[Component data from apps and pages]
━━━━━━━━━━

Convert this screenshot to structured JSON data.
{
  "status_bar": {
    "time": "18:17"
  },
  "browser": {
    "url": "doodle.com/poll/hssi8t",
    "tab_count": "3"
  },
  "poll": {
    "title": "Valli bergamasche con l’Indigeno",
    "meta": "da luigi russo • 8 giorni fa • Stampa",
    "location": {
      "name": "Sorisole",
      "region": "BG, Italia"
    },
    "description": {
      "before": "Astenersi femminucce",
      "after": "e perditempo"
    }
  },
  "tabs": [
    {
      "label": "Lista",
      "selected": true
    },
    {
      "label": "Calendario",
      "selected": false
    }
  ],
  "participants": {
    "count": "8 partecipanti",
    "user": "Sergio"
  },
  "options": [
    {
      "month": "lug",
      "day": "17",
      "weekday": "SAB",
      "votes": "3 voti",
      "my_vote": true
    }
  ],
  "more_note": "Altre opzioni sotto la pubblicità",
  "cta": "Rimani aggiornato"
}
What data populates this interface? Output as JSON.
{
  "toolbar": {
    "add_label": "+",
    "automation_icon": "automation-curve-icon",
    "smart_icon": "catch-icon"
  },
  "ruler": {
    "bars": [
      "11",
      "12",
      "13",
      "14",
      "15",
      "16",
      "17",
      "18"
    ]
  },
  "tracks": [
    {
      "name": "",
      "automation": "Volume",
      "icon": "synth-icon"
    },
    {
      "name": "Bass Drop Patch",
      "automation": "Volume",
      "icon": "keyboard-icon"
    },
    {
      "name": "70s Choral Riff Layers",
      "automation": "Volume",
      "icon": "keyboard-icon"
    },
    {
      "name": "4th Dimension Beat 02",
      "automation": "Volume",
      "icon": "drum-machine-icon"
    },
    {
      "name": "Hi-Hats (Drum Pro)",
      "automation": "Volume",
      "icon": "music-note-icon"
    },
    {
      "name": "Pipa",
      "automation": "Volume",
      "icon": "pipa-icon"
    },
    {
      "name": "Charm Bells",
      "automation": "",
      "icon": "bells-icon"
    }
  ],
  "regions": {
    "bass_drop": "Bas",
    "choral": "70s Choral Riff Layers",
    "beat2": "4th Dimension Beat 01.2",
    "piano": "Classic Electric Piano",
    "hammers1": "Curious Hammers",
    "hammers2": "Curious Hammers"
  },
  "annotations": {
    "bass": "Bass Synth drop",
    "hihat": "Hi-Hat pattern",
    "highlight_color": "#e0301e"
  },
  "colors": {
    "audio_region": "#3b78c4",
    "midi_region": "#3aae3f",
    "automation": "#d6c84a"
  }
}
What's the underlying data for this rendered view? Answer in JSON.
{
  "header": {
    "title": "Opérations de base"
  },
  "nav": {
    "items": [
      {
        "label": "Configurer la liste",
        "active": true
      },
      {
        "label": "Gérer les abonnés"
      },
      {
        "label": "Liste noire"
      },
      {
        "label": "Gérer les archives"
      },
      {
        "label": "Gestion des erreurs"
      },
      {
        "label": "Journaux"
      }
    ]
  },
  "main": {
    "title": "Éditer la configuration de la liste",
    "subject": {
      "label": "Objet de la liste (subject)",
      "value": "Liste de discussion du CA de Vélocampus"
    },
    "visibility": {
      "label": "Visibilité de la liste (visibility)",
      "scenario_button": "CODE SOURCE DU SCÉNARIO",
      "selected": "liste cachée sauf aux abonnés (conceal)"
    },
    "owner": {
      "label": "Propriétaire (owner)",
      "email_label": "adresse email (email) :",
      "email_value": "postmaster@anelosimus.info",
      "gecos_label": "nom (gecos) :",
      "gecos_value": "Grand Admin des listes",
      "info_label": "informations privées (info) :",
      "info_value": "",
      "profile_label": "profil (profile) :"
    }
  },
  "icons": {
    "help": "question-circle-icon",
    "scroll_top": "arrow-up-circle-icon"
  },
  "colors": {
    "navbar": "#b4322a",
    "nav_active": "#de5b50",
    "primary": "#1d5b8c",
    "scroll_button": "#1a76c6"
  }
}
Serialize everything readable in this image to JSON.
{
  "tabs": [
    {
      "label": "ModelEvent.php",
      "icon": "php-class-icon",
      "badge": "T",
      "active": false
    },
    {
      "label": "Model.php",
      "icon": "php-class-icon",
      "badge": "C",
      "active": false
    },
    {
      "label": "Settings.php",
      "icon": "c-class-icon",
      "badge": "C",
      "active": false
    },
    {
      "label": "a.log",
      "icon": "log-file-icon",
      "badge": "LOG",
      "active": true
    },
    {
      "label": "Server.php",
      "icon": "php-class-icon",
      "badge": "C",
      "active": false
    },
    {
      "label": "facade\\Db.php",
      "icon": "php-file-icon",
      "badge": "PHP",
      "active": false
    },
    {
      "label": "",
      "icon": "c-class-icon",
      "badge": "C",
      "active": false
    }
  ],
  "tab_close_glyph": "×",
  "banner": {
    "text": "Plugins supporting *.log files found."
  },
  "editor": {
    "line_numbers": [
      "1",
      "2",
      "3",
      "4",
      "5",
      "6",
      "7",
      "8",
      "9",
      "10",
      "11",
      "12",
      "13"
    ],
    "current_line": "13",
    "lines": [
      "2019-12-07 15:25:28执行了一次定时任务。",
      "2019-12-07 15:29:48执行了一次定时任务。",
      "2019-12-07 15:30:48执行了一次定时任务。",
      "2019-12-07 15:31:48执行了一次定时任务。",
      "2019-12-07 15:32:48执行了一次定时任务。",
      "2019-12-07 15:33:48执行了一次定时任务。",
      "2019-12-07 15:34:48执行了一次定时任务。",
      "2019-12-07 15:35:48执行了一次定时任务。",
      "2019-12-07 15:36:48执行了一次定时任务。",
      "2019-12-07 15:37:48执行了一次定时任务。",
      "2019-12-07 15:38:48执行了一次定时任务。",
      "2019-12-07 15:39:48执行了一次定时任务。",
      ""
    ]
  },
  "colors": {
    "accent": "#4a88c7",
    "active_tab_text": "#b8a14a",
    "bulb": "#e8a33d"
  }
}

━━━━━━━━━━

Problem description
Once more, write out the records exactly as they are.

Problem solution
Convert this screenshot to structured JSON data.
{
  "status_bar": {
    "time": "18:17"
  },
  "browser": {
    "url": "doodle.com/poll/hssi8t",
    "tab_count": "3"
  },
  "poll": {
    "title": "Valli bergamasche con l’Indigeno",
    "meta": "da luigi russo • 8 giorni fa • Stampa",
    "location": {
      "name": "Sorisole",
      "region": "BG, Italia"
    },
    "description": {
      "before": "Astenersi femminucce",
      "after": "e perditempo"
    }
  },
  "tabs": [
    {
      "label": "Lista",
      "selected": true
    },
    {
      "label": "Calendario",
      "selected": false
    }
  ],
  "participants": {
    "count": "8 partecipanti",
    "user": "Sergio"
  },
  "options": [
    {
      "month": "lug",
      "day": "17",
      "weekday": "SAB",
      "votes": "3 voti",
      "my_vote": true
    }
  ],
  "more_note": "Altre opzioni sotto la pubblicità",
  "cta": "Rimani aggiornato"
}
What data populates this interface? Output as JSON.
{
  "toolbar": {
    "add_label": "+",
    "automation_icon": "automation-curve-icon",
    "smart_icon": "catch-icon"
  },
  "ruler": {
    "bars": [
      "11",
      "12",
      "13",
      "14",
      "15",
      "16",
      "17",
      "18"
    ]
  },
  "tracks": [
    {
      "name": "",
      "automation": "Volume",
      "icon": "synth-icon"
    },
    {
      "name": "Bass Drop Patch",
      "automation": "Volume",
      "icon": "keyboard-icon"
    },
    {
      "name": "70s Choral Riff Layers",
      "automation": "Volume",
      "icon": "keyboard-icon"
    },
    {
      "name": "4th Dimension Beat 02",
      "automation": "Volume",
      "icon": "drum-machine-icon"
    },
    {
      "name": "Hi-Hats (Drum Pro)",
      "automation": "Volume",
      "icon": "music-note-icon"
    },
    {
      "name": "Pipa",
      "automation": "Volume",
      "icon": "pipa-icon"
    },
    {
      "name": "Charm Bells",
      "automation": "",
      "icon": "bells-icon"
    }
  ],
  "regions": {
    "bass_drop": "Bas",
    "choral": "70s Choral Riff Layers",
    "beat2": "4th Dimension Beat 01.2",
    "piano": "Classic Electric Piano",
    "hammers1": "Curious Hammers",
    "hammers2": "Curious Hammers"
  },
  "annotations": {
    "bass": "Bass Synth drop",
    "hihat": "Hi-Hat pattern",
    "highlight_color": "#e0301e"
  },
  "colors": {
    "audio_region": "#3b78c4",
    "midi_region": "#3aae3f",
    "automation": "#d6c84a"
  }
}
What's the underlying data for this rendered view? Answer in JSON.
{
  "header": {
    "title": "Opérations de base"
  },
  "nav": {
    "items": [
      {
        "label": "Configurer la liste",
        "active": true
      },
      {
        "label": "Gérer les abonnés"
      },
      {
        "label": "Liste noire"
      },
      {
        "label": "Gérer les archives"
      },
      {
        "label": "Gestion des erreurs"
      },
      {
        "label": "Journaux"
      }
    ]
  },
  "main": {
    "title": "Éditer la configuration de la liste",
    "subject": {
      "label": "Objet de la liste (subject)",
      "value": "Liste de discussion du CA de Vélocampus"
    },
    "visibility": {
      "label": "Visibilité de la liste (visibility)",
      "scenario_button": "CODE SOURCE DU SCÉNARIO",
      "selected": "liste cachée sauf aux abonnés (conceal)"
    },
    "owner": {
      "label": "Propriétaire (owner)",
      "email_label": "adresse email (email) :",
      "email_value": "postmaster@anelosimus.info",
      "gecos_label": "nom (gecos) :",
      "gecos_value": "Grand Admin des listes",
      "info_label": "informations privées (info) :",
      "info_value": "",
      "profile_label": "profil (profile) :"
    }
  },
  "icons": {
    "help": "question-circle-icon",
    "scroll_top": "arrow-up-circle-icon"
  },
  "colors": {
    "navbar": "#b4322a",
    "nav_active": "#de5b50",
    "primary": "#1d5b8c",
    "scroll_button": "#1a76c6"
  }
}
Serialize everything readable in this image to JSON.
{
  "tabs": [
    {
      "label": "ModelEvent.php",
      "icon": "php-class-icon",
      "badge": "T",
      "active": false
    },
    {
      "label": "Model.php",
      "icon": "php-class-icon",
      "badge": "C",
      "active": false
    },
    {
      "label": "Settings.php",
      "icon": "c-class-icon",
      "badge": "C",
      "active": false
    },
    {
      "label": "a.log",
      "icon": "log-file-icon",
      "badge": "LOG",
      "active": true
    },
    {
      "label": "Server.php",
      "icon": "php-class-icon",
      "badge": "C",
      "active": false
    },
    {
      "label": "facade\\Db.php",
      "icon": "php-file-icon",
      "badge": "PHP",
      "active": false
    },
    {
      "label": "",
      "icon": "c-class-icon",
      "badge": "C",
      "active": false
    }
  ],
  "tab_close_glyph": "×",
  "banner": {
    "text": "Plugins supporting *.log files found."
  },
  "editor": {
    "line_numbers": [
      "1",
      "2",
      "3",
      "4",
      "5",
      "6",
      "7",
      "8",
      "9",
      "10",
      "11",
      "12",
      "13"
    ],
    "current_line": "13",
    "lines": [
      "2019-12-07 15:25:28执行了一次定时任务。",
      "2019-12-07 15:29:48执行了一次定时任务。",
      "2019-12-07 15:30:48执行了一次定时任务。",
      "2019-12-07 15:31:48执行了一次定时任务。",
      "2019-12-07 15:32:48执行了一次定时任务。",
      "2019-12-07 15:33:48执行了一次定时任务。",
      "2019-12-07 15:34:48执行了一次定时任务。",
      "2019-12-07 15:35:48执行了一次定时任务。",
      "2019-12-07 15:36:48执行了一次定时任务。",
      "2019-12-07 15:37:48执行了一次定时任务。",
      "2019-12-07 15:38:48执行了一次定时任务。",
      "2019-12-07 15:39:48执行了一次定时任务。",
      ""
    ]
  },
  "colors": {
    "accent": "#4a88c7",
    "active_tab_text": "#b8a14a",
    "bulb": "#e8a33d"
  }
}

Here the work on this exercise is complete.